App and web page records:
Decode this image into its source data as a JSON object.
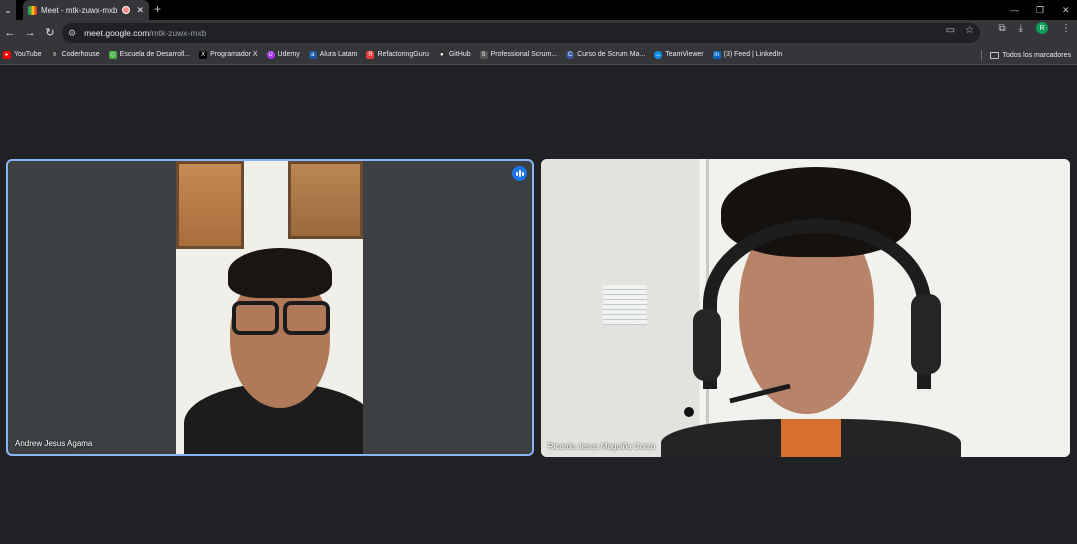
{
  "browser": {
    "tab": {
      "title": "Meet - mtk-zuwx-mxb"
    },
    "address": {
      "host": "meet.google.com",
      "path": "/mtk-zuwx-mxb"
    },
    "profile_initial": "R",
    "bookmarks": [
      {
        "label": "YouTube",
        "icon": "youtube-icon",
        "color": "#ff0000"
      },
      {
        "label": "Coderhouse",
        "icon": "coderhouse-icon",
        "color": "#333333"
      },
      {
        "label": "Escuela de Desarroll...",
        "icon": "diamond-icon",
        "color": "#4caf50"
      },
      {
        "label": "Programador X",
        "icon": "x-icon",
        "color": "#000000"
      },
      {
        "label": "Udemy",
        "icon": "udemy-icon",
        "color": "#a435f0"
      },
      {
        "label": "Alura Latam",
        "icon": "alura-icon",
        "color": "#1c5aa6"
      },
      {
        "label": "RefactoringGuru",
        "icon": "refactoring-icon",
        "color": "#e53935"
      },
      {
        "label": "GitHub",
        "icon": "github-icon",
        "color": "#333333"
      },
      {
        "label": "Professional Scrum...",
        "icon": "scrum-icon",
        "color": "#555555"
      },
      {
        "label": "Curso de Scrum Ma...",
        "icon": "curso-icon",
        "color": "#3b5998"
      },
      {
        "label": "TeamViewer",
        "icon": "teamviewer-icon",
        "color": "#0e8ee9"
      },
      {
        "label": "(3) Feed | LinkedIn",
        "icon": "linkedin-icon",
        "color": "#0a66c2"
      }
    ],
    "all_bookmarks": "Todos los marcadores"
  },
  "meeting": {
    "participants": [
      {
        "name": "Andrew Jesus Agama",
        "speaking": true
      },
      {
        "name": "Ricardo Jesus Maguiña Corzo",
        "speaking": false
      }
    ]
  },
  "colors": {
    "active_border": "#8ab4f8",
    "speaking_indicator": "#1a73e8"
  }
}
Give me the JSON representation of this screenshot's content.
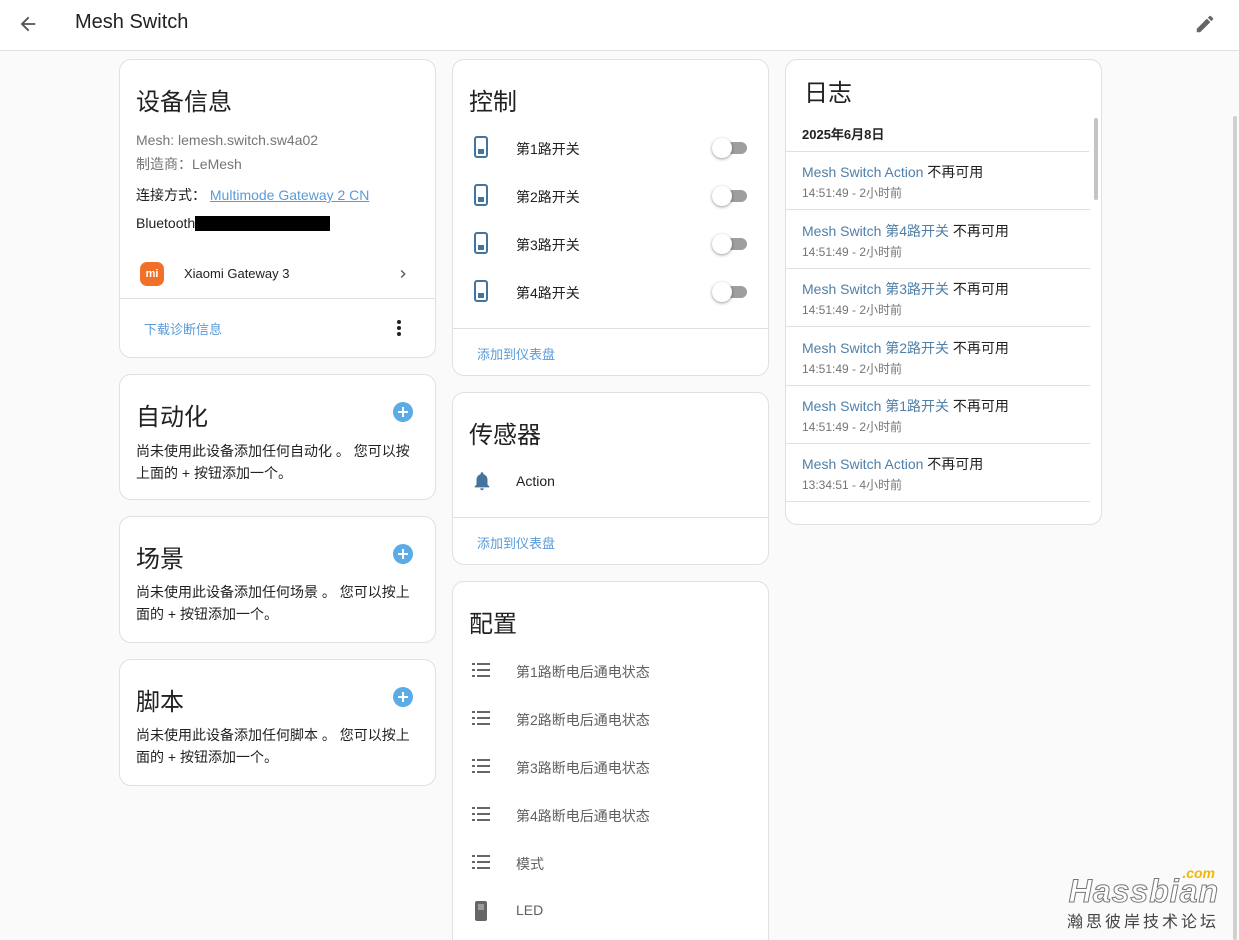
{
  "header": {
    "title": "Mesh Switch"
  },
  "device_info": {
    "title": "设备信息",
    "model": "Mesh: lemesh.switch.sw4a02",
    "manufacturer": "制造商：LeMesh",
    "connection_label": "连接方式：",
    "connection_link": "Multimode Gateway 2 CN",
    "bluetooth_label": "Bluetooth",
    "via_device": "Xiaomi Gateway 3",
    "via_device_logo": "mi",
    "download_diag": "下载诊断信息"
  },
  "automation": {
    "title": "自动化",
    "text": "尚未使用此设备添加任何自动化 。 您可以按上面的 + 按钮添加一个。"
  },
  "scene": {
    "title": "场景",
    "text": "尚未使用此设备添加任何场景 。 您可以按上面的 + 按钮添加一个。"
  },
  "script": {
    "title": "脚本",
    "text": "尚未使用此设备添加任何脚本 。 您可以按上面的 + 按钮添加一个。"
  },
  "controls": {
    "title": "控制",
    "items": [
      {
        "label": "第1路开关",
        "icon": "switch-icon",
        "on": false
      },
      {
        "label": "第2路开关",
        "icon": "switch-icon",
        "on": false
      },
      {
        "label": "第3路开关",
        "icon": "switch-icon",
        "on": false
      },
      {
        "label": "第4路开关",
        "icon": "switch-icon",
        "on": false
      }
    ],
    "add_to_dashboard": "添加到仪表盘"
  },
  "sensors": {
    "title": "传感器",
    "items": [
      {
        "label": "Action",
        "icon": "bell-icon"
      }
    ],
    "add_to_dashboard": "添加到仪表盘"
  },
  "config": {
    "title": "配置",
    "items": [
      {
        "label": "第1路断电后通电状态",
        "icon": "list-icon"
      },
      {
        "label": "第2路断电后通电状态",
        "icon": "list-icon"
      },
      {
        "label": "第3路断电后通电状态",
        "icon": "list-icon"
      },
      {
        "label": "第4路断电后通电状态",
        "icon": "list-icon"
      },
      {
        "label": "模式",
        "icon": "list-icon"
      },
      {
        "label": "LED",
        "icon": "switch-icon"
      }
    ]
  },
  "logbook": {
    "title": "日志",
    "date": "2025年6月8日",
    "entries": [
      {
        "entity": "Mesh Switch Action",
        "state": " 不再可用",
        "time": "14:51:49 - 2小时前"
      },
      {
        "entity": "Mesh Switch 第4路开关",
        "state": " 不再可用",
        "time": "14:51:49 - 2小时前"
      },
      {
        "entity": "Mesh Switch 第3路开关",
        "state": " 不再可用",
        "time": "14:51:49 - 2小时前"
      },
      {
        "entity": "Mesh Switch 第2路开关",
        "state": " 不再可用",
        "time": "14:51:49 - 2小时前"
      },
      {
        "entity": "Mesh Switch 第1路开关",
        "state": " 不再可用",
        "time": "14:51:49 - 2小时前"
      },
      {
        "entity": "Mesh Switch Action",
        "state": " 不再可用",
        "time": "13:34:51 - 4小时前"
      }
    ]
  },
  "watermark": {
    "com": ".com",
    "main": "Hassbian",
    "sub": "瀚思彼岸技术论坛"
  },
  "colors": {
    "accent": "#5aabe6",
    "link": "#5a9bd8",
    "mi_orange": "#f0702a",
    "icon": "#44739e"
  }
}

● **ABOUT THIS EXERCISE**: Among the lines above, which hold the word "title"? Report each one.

● **SOLUTION TO THIS PROBLEM**:
      "title": "Meet - mtk-zuwx-mxb"
    "title": "Mesh Switch"
    "title": "设备信息",
    "title": "自动化",
    "title": "场景",
    "title": "脚本",
    "title": "控制",
    "title": "传感器",
    "title": "配置",
    "title": "日志",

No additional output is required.